• _What you will do_
For the records shown below, return an exact copy that excludes the pictures.

(Given data begins)

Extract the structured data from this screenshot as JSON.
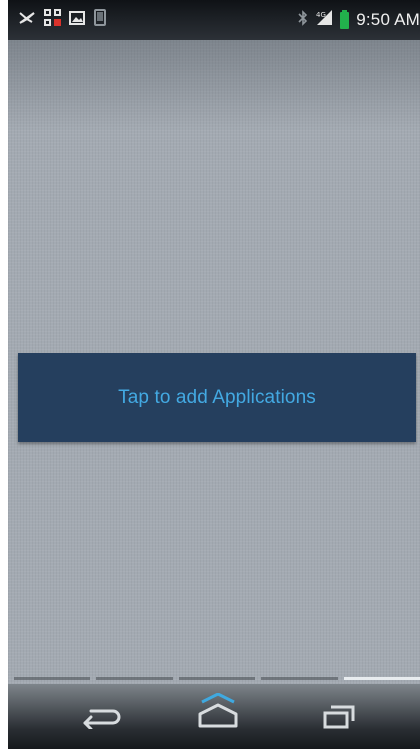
{
  "status_bar": {
    "left_icons": [
      "notification-muted-icon",
      "qr-code-icon",
      "image-icon",
      "tablet-icon"
    ],
    "right_icons": [
      "bluetooth-icon",
      "signal-4g-icon",
      "battery-icon"
    ],
    "time": "9:50 AM",
    "battery_color": "#22b14c"
  },
  "home": {
    "add_apps_label": "Tap to add Applications",
    "banner_color": "#253f5e",
    "label_color": "#43a9e2"
  },
  "page_indicator": {
    "pages": 5,
    "active_page": 5
  },
  "nav_bar": {
    "buttons": [
      "back-icon",
      "home-icon",
      "recent-apps-icon"
    ]
  }
}
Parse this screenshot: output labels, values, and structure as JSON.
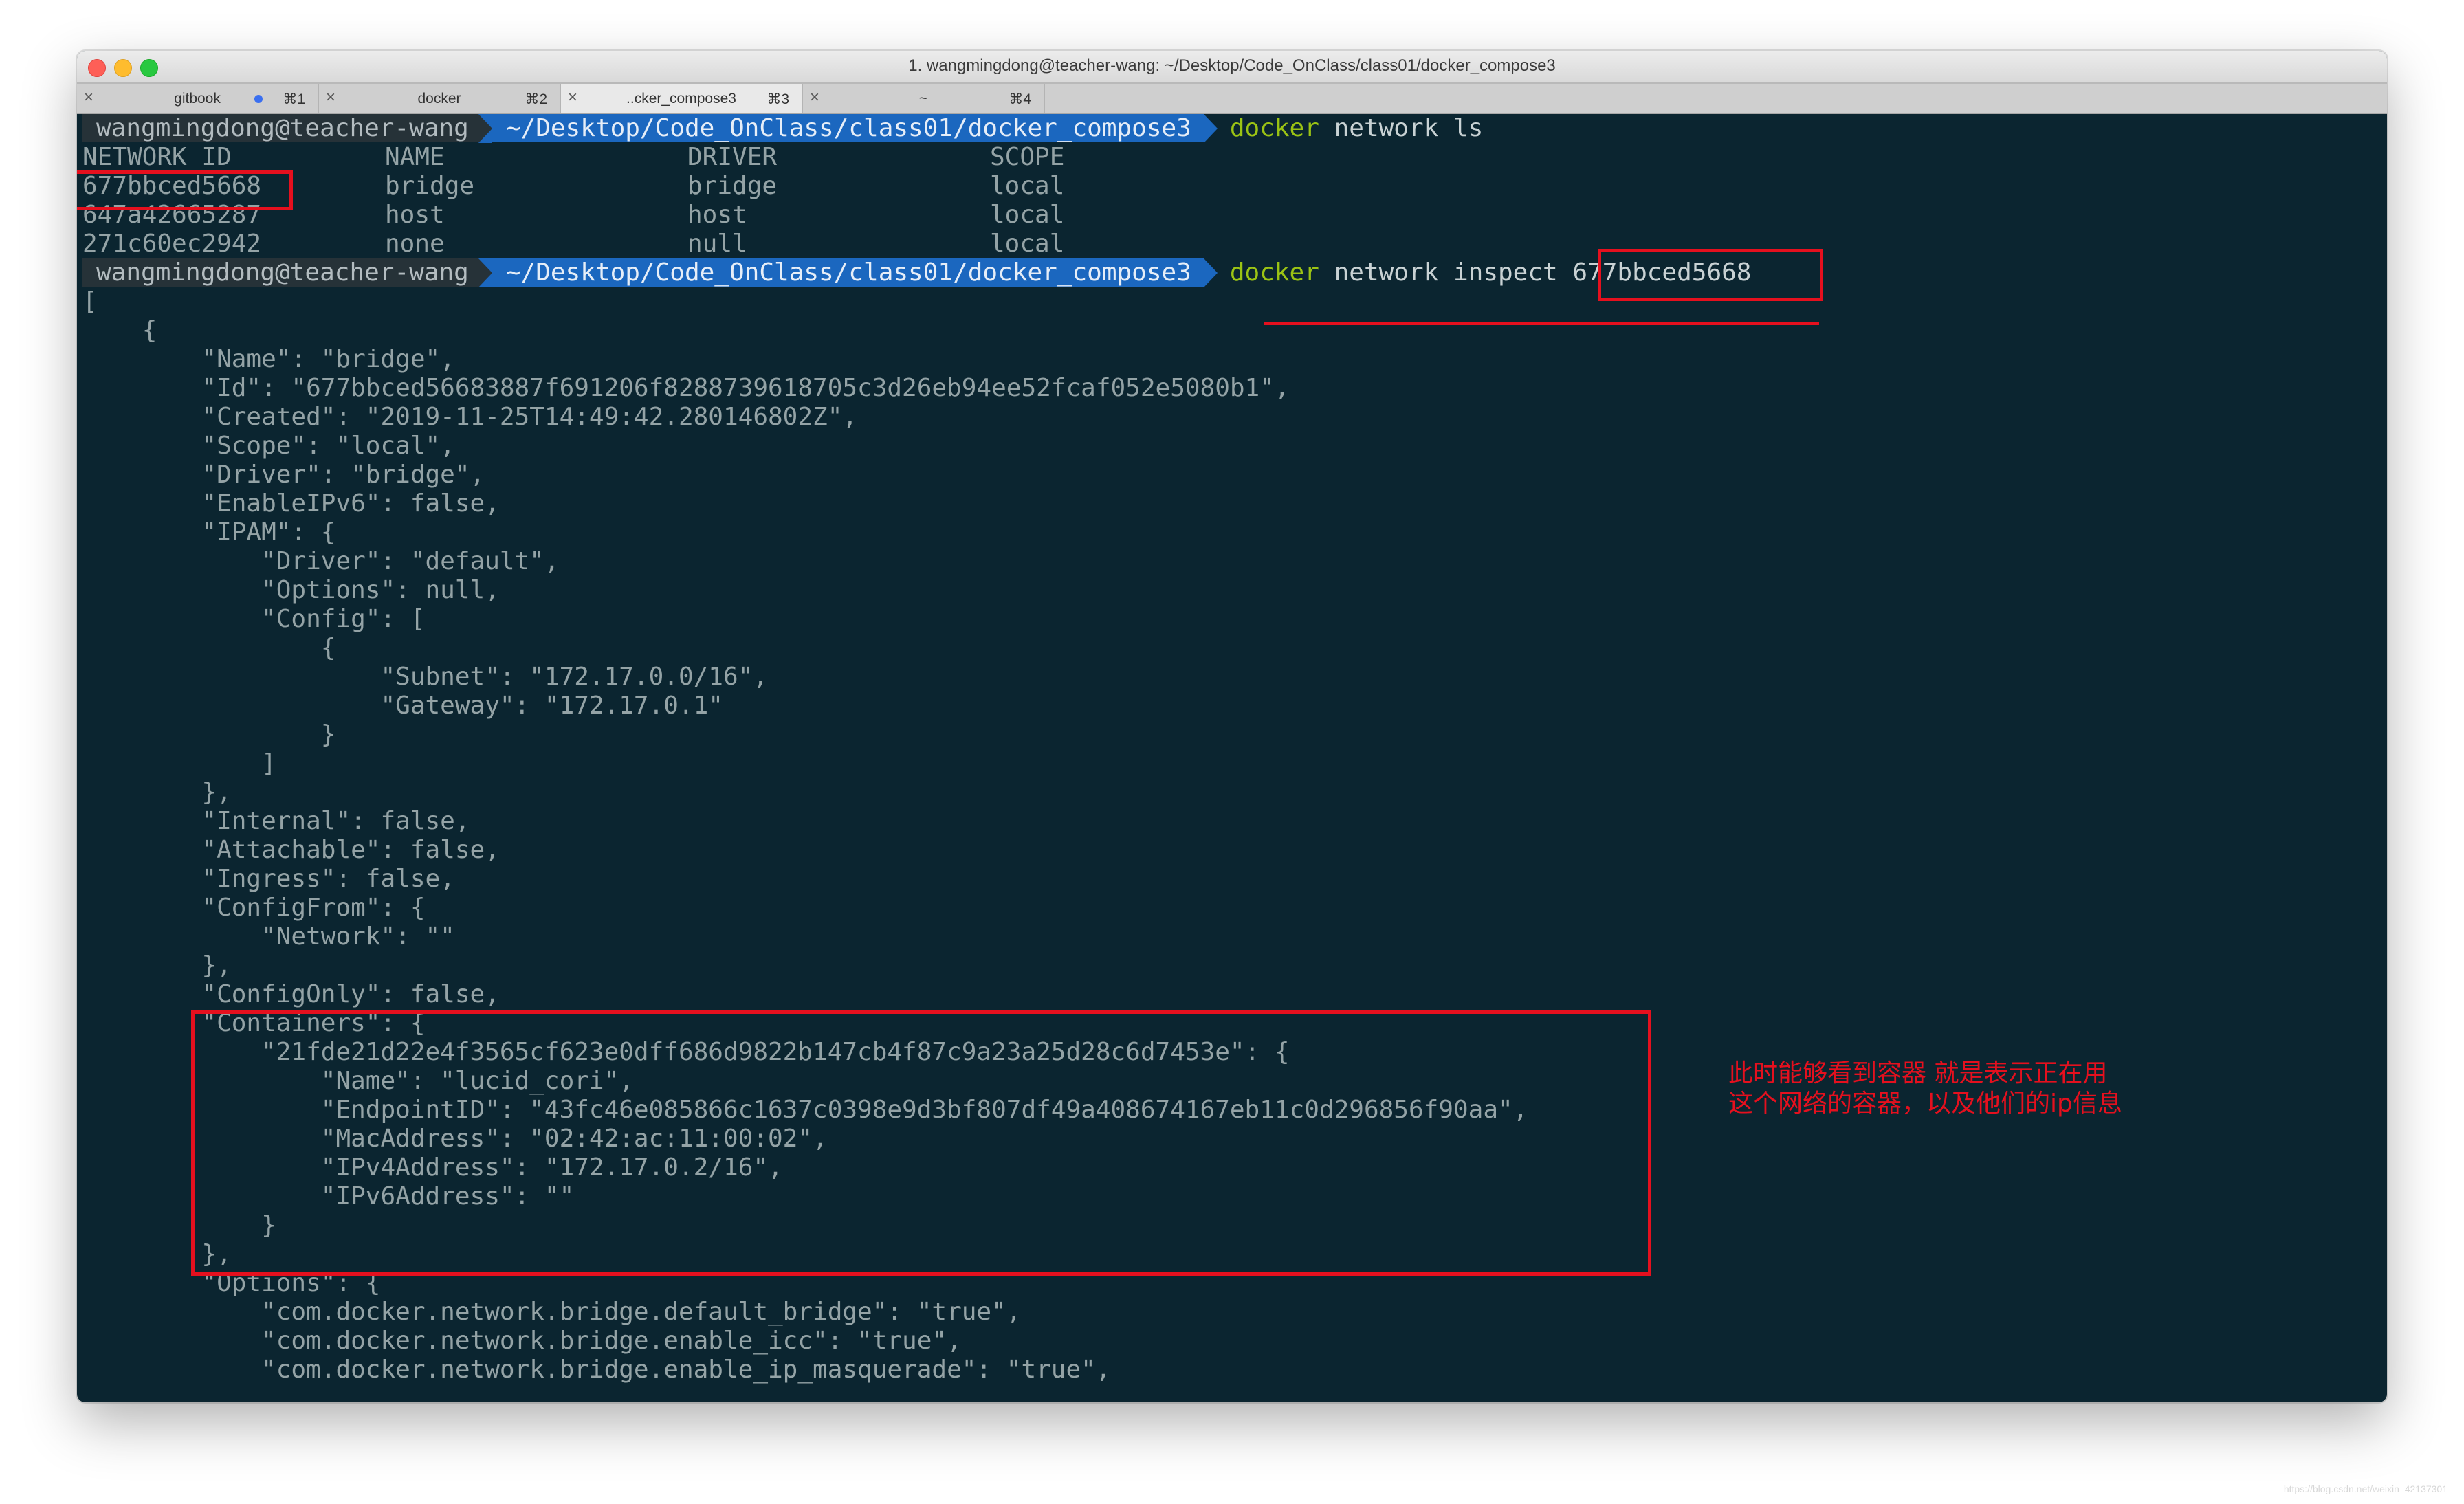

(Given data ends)

• _Problem solution_
Extract the structured data from this screenshot as JSON.
{
  "status_bar": {
    "left_icons": [
      "notification-muted-icon",
      "qr-code-icon",
      "image-icon",
      "tablet-icon"
    ],
    "right_icons": [
      "bluetooth-icon",
      "signal-4g-icon",
      "battery-icon"
    ],
    "time": "9:50 AM",
    "battery_color": "#22b14c"
  },
  "home": {
    "add_apps_label": "Tap to add Applications",
    "banner_color": "#253f5e",
    "label_color": "#43a9e2"
  },
  "page_indicator": {
    "pages": 5,
    "active_page": 5
  },
  "nav_bar": {
    "buttons": [
      "back-icon",
      "home-icon",
      "recent-apps-icon"
    ]
  }
}
Parse this screenshot: output labels, values, and structure as JSON.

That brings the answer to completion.